Today, state legislators and members of Congress must daily walk a fine line in order to avoid the appearance that they are favoring their large donors. Worse yet, the system has evolved to where lawmakers who serve on committees with jurisdiction over specific issues and sectors of the economy now receive much of their campaign money from the very industries they are supposed to regulate. Conversely, politicians, such as Gov. Blagojevich, are tempted to actively “sell” access and government favors in return for contributions.

The ultimate solution is for states and the federal government to create a voluntary system of public funding under which candidates run vigorous campaigns funded by a combination of small contributions and limited public dollars.

Common Cause and its allies have developed a new campaign finance model that combines the best from successful state public financing systems – such as the “Clean Elections” laws in Connecticut, Arizona, Maine, North Carolina and New Mexico, as well as matching funds systems in Minnesota and New York City – and Internet-base small-donor fundraising strategies.

This 21st Century approach – which focuses on changing the source of campaign funding instead of spending limits – will allow candidates who swear off special interest money to run for office on a blend of small donations and limited public funds. Bipartisan legislation is being prepared now that adopts this approach to modernize the outdated presidential public financing system and to create a new program for Congress.

Our urgent reform package for America would also build walls between lawmakers and the private interests that seek to buy their votes, by enacting specific pay-to-play laws.
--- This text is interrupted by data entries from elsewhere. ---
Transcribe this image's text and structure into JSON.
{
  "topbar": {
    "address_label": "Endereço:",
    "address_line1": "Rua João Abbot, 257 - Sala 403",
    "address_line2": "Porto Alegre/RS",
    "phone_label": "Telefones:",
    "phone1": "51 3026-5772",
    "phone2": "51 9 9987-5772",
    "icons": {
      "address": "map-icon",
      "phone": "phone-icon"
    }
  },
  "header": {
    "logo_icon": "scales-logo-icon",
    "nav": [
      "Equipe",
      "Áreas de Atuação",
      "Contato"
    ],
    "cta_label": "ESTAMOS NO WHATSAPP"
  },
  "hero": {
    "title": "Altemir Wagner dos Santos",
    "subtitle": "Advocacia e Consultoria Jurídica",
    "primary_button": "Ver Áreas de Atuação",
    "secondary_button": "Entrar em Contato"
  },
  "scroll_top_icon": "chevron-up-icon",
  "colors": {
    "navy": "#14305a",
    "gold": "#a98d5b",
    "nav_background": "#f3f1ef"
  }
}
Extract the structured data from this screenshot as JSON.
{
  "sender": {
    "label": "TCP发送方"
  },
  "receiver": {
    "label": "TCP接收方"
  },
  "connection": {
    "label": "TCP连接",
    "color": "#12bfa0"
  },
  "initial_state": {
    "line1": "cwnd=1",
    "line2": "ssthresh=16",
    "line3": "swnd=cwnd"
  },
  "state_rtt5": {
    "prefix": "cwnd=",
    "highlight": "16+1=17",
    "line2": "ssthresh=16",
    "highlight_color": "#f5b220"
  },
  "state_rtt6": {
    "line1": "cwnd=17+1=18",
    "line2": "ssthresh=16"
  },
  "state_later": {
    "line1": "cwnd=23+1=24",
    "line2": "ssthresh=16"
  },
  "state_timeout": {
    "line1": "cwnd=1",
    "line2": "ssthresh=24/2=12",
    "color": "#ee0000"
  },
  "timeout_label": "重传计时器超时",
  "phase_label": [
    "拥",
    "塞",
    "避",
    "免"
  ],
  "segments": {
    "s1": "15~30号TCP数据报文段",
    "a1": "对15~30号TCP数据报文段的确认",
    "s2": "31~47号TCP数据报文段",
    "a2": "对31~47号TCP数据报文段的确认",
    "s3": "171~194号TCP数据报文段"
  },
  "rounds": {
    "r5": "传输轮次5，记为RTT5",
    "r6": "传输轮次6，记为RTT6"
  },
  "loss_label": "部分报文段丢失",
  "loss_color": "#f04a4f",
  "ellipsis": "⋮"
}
Given the broad array of companies that do business with state and federal governments, this is a difficult challenge, but it is critical to the task of severing the connection between big money and politics.

In 2005, in response to major statewide scandals, Connecticut lawmakers banned lobbyists, state contractors, and prospective state contractors from making contributions to legislative and statewide offices. In December 2008, a United States District Court judge upheld that ban on contributions from lobbyists and contractors doing work with the state government, finding:

In light of Connecticut’s recent history of corruption scandals involving high-ranking state politicians, I conclude that the legislature had a constitutional, sufficiently important interest in combating actual and perceived corruption by eliminating contributions from individuals with the means and motive to exercise undue influence over elected officials.

After scandals in New Jersey, the legislature passed tougher pay-to-play laws placing new restrictions on contributions by for-profit entities that have or are seeking New Jersey government contracts. These restrictions apply to contracts at the state, county, and municipal levels of government.

In Illinois, Gov. Blagojevich allegedly sought large campaign contributions from state contractors before a pay-to-play law went into effect on Jan. 1, which would have banned contributions from businesses doing contract work with the state in excess of $50,000.

The solution is not simply better enforcement of current law, or even merely more transparency for more transactions between officials and interested parties. Those are important elements, of course, but the root of the problem is the system itself – a system that has been nurtured and protected by the handful of interests who for decades have benefited the most, usually at the expense of the average taxpayer. Simply put, we need reforms that eliminate the near-addictive need for massive campaign donations.

Our package would end the pervasive conflicts of interest in the current system, open the door to more citizens in the electoral process by encouraging small donations, and restore a measure of confidence in the integrity of our institutions and the people who serve them.